The labour market has performed better than expected in recent months, with almost 200,000 jobs created in the past six months and the unemployment rate declining in three of the past four months. Employment is expected to grow by 2½ per cent through the year to the June quarter 2010, much stronger than the 1 per cent expected at December JEFG.

Hours worked have also been increasing, with trend aggregate hours rising for eight consecutive months. Average hours are now at their highest level in 12 months.
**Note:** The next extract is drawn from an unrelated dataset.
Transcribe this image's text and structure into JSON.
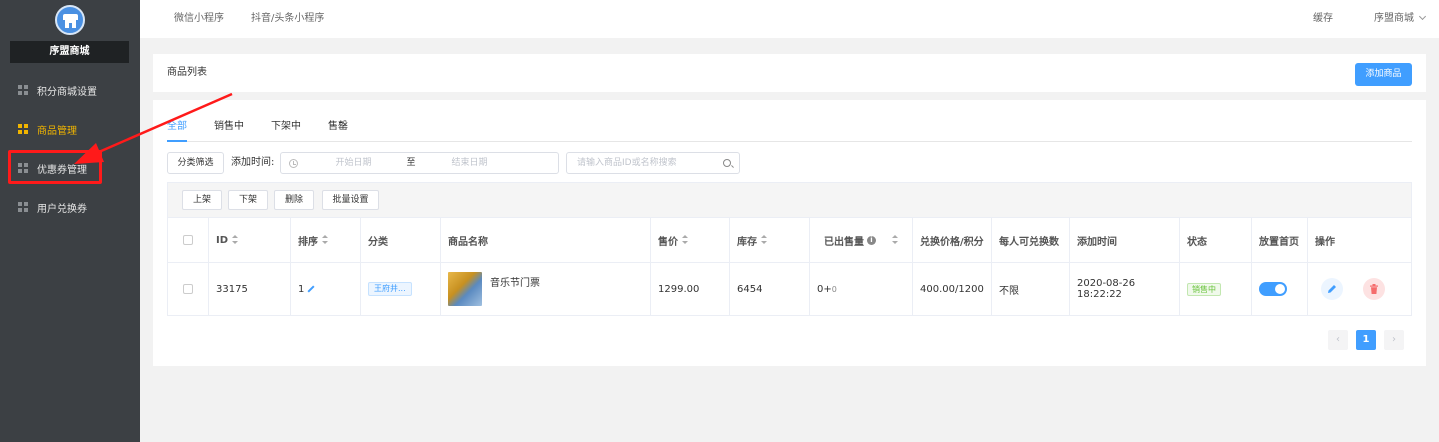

Average hours are expected to improve further over the forecast period.

A more positive outlook for employment is expected to result in a lower unemployment rate over the forecast period than expected at December JEFG. The unemployment rate is expected to fall to 5 per cent by June quarter 2011, in line with an expectation that the labour market will reach full capacity in that period.
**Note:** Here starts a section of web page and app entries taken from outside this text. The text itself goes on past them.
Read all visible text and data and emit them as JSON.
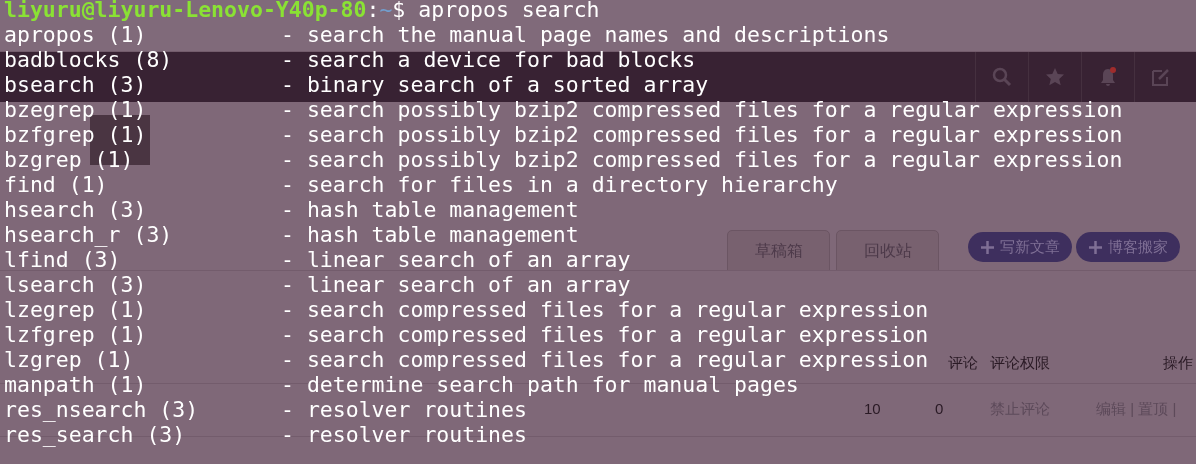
{
  "terminal": {
    "prompt": {
      "user_host": "liyuru@liyuru-Lenovo-Y40p-80",
      "separator": ":",
      "path": "~",
      "symbol": "$",
      "command": "apropos search"
    },
    "lines": [
      {
        "name": "apropos (1)",
        "description": "- search the manual page names and descriptions"
      },
      {
        "name": "badblocks (8)",
        "description": "- search a device for bad blocks"
      },
      {
        "name": "bsearch (3)",
        "description": "- binary search of a sorted array"
      },
      {
        "name": "bzegrep (1)",
        "description": "- search possibly bzip2 compressed files for a regular expression"
      },
      {
        "name": "bzfgrep (1)",
        "description": "- search possibly bzip2 compressed files for a regular expression"
      },
      {
        "name": "bzgrep (1)",
        "description": "- search possibly bzip2 compressed files for a regular expression"
      },
      {
        "name": "find (1)",
        "description": "- search for files in a directory hierarchy"
      },
      {
        "name": "hsearch (3)",
        "description": "- hash table management"
      },
      {
        "name": "hsearch_r (3)",
        "description": "- hash table management"
      },
      {
        "name": "lfind (3)",
        "description": "- linear search of an array"
      },
      {
        "name": "lsearch (3)",
        "description": "- linear search of an array"
      },
      {
        "name": "lzegrep (1)",
        "description": "- search compressed files for a regular expression"
      },
      {
        "name": "lzfgrep (1)",
        "description": "- search compressed files for a regular expression"
      },
      {
        "name": "lzgrep (1)",
        "description": "- search compressed files for a regular expression"
      },
      {
        "name": "manpath (1)",
        "description": "- determine search path for manual pages"
      },
      {
        "name": "res_nsearch (3)",
        "description": "- resolver routines"
      },
      {
        "name": "res_search (3)",
        "description": "- resolver routines"
      }
    ]
  },
  "browser_behind": {
    "header_icons": [
      {
        "kind": "search"
      },
      {
        "kind": "star"
      },
      {
        "kind": "bell"
      },
      {
        "kind": "edit"
      }
    ],
    "tabs": [
      {
        "label": "草稿箱",
        "selected": false
      },
      {
        "label": "回收站",
        "selected": false
      }
    ],
    "buttons": [
      "写新文章",
      "博客搬家"
    ],
    "table_headers": {
      "comments": "评论",
      "comment_permission": "评论权限",
      "actions": "操作"
    },
    "article_row": {
      "read_count": "10",
      "comment_count": "0",
      "comment_permission": "禁止评论",
      "actions": "编辑 | 置顶 |"
    }
  }
}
Chart 9: Employment Growth and Total Hours (sa)

Chart: Employment Growth and Total Hours (sa)

Source: ABS Catalogue Number 6202.0 and Treasury.

The participation rate has declined only modestly during the downturn, and is expected to trend up slowly over the forecast period, to reach 65½ per cent in the June quarter 2011. The increasing participation rate over the forecast period also takes account of underlying demographic trends, with the forecasts assuming a continuation of the increases in age‑ and gender‑specific participation rates that have been experienced in
recent years.
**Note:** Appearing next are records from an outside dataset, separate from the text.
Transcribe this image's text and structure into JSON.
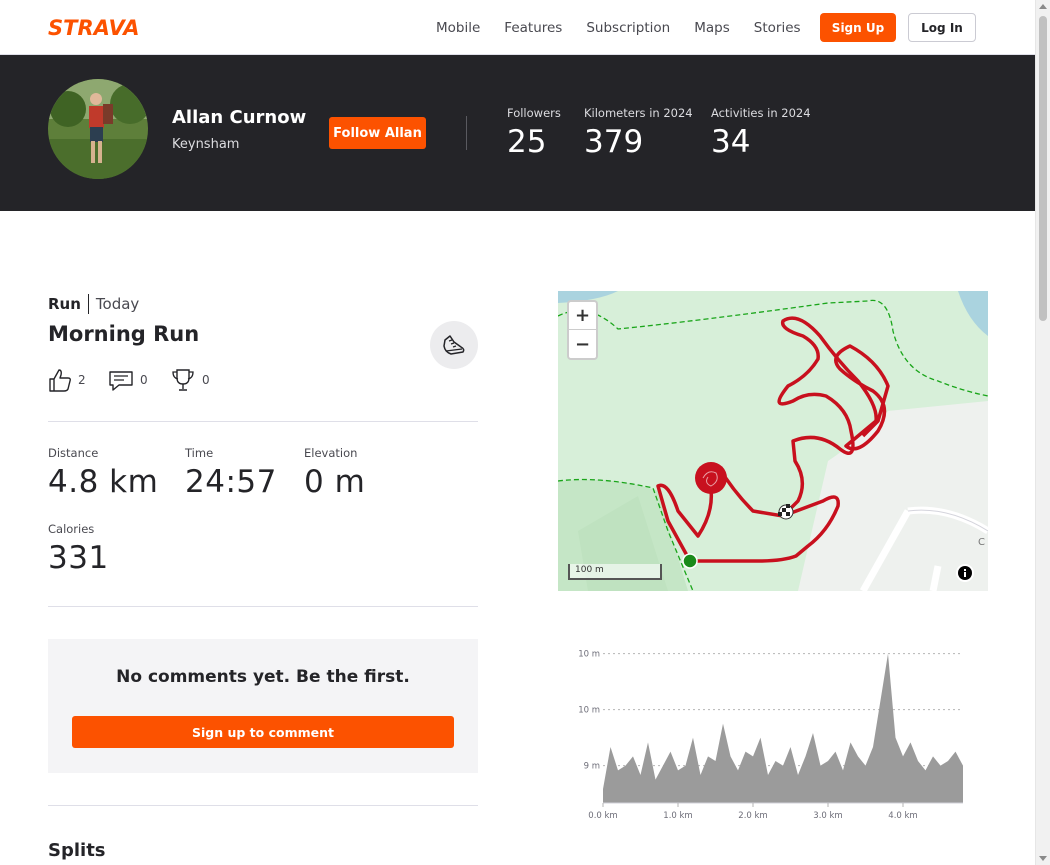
{
  "brand": {
    "name": "STRAVA",
    "accent": "#fc5200",
    "dark": "#242428"
  },
  "nav": {
    "links": [
      "Mobile",
      "Features",
      "Subscription",
      "Maps",
      "Stories"
    ],
    "signup_label": "Sign Up",
    "login_label": "Log In"
  },
  "athlete": {
    "name": "Allan Curnow",
    "location": "Keynsham",
    "follow_label": "Follow Allan",
    "stats": [
      {
        "label": "Followers",
        "value": "25"
      },
      {
        "label": "Kilometers in 2024",
        "value": "379"
      },
      {
        "label": "Activities in 2024",
        "value": "34"
      }
    ]
  },
  "activity": {
    "type": "Run",
    "when": "Today",
    "title": "Morning Run",
    "kudos": "2",
    "comments": "0",
    "achievements": "0",
    "metrics": {
      "distance": {
        "label": "Distance",
        "value": "4.8 km"
      },
      "time": {
        "label": "Time",
        "value": "24:57"
      },
      "elevation": {
        "label": "Elevation",
        "value": "0 m"
      },
      "calories": {
        "label": "Calories",
        "value": "331"
      }
    },
    "comments_empty": "No comments yet. Be the first.",
    "comment_button": "Sign up to comment",
    "splits_title": "Splits"
  },
  "map": {
    "zoom_in": "+",
    "zoom_out": "−",
    "scale_label": "100 m",
    "info": "i",
    "route_color": "#c8101e",
    "start_color": "#1a8a1a"
  },
  "chart_data": {
    "type": "area",
    "title": "",
    "xlabel": "",
    "ylabel": "",
    "xlim": [
      0,
      4.8
    ],
    "ylim": [
      8.6,
      10.4
    ],
    "x_ticks": [
      "0.0 km",
      "1.0 km",
      "2.0 km",
      "3.0 km",
      "4.0 km"
    ],
    "x_tick_values": [
      0,
      1,
      2,
      3,
      4
    ],
    "y_ticks": [
      "9 m",
      "10 m",
      "10 m"
    ],
    "y_tick_values": [
      9.0,
      9.6,
      10.2
    ],
    "fill_color": "#9b9b9b",
    "grid": true,
    "x": [
      0.0,
      0.1,
      0.2,
      0.3,
      0.4,
      0.5,
      0.6,
      0.7,
      0.8,
      0.9,
      1.0,
      1.1,
      1.2,
      1.3,
      1.4,
      1.5,
      1.6,
      1.7,
      1.8,
      1.9,
      2.0,
      2.1,
      2.2,
      2.3,
      2.4,
      2.5,
      2.6,
      2.7,
      2.8,
      2.9,
      3.0,
      3.1,
      3.2,
      3.3,
      3.4,
      3.5,
      3.6,
      3.7,
      3.8,
      3.9,
      4.0,
      4.1,
      4.2,
      4.3,
      4.4,
      4.5,
      4.6,
      4.7,
      4.8
    ],
    "y": [
      8.75,
      9.2,
      8.95,
      9.0,
      9.1,
      8.9,
      9.25,
      8.85,
      9.0,
      9.15,
      8.95,
      9.0,
      9.3,
      8.9,
      9.1,
      9.05,
      9.45,
      9.1,
      8.95,
      9.15,
      9.1,
      9.3,
      8.9,
      9.05,
      9.0,
      9.2,
      8.9,
      9.1,
      9.35,
      9.0,
      9.05,
      9.15,
      8.95,
      9.25,
      9.1,
      9.0,
      9.2,
      9.7,
      10.2,
      9.3,
      9.1,
      9.25,
      9.05,
      8.95,
      9.1,
      9.0,
      9.05,
      9.15,
      9.0
    ]
  }
}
The overall outlook for wages has been revised up since December JEFG, consistent with a tightening labour market and a recovering economy. However, historically low wage growth in the December quarter means that annual wages growth is likely to be weak in the near term.

The National Accounts measure of Average Weekly Earnings recorded its slowest through‑the‑year growth on record in the December quarter. The recovery in average hours worked and full‑time employment over the next few quarters is likely to contribute to earnings growth over the next year.

Chart 10: Unemployment and Participation Rates (sa)'

Chart: Unemployment and Participation Rates (sa)

Source: ABS Catalogue Number 6202.0 and Treasury.

A weak December quarter result, continued downward pressure from the 2009 Australian Fair Pay Commission's minimum wage decision and ongoing weakness in outcomes for wage agreements suggest that annual growth in the Wage Price Index (WPI) will continue to be weak for most of 2010. The current strength of the labour market is expected to result in faster wages growth towards the end of 2010 and in early 2011. Beyond this, with the labour market rapidly approaching capacity and with ongoing impetus from the recovery in the terms‑of‑trade, wages are expected to grow above trend going into 2012. The WPI is expected to grow by 2¾ per cent through the year to the June quarter 2010 rising to 4 per cent through the year to the June quarter 2012.

The forecasts for headline and underlying inflation have been upgraded since December JEFG. Underlying inflation is expected to continue to ease over the coming quarters, reflecting recent falls in import prices, moderate wages growth and a considerable easing in the demand pressures that prevailed in 2008. Underlying inflation is expected to be 2¾ per cent through the year to the June quarter 2010 and 2½ per cent through the year to the June quarters of both 2011 and 2012.

Headline inflation is expected to pick up in the near term as automotive fuel and financial services prices rebound after exhibiting large falls in 2009. Headline inflation is expected to be 3 per cent through the year to the June quarter 2010 before moderating to 2½ per cent through the year to the June quarter 2011 and picking up to 3 per cent through the year to the June quarter 2012.

Chart 11: Headline and Underlying Inflation

Chart: Headline and Underlying Inflation

Note: Excludes the effects of the new tax system.

Source: ABS Cataloge Number 6401.0, RBA and Treasury.

The forecasts for headline inflation incorporate the proposed commencement of the Carbon Pollution Reduction Scheme (CPRS) on 1 July 2011. The CPRS is expected to increase headline inflation over 2011‑12 by 0.4 per cent, with most of the impact occurring in the September quarter 2011. It has been assumed that the CPRS will have no impact on underlying inflation.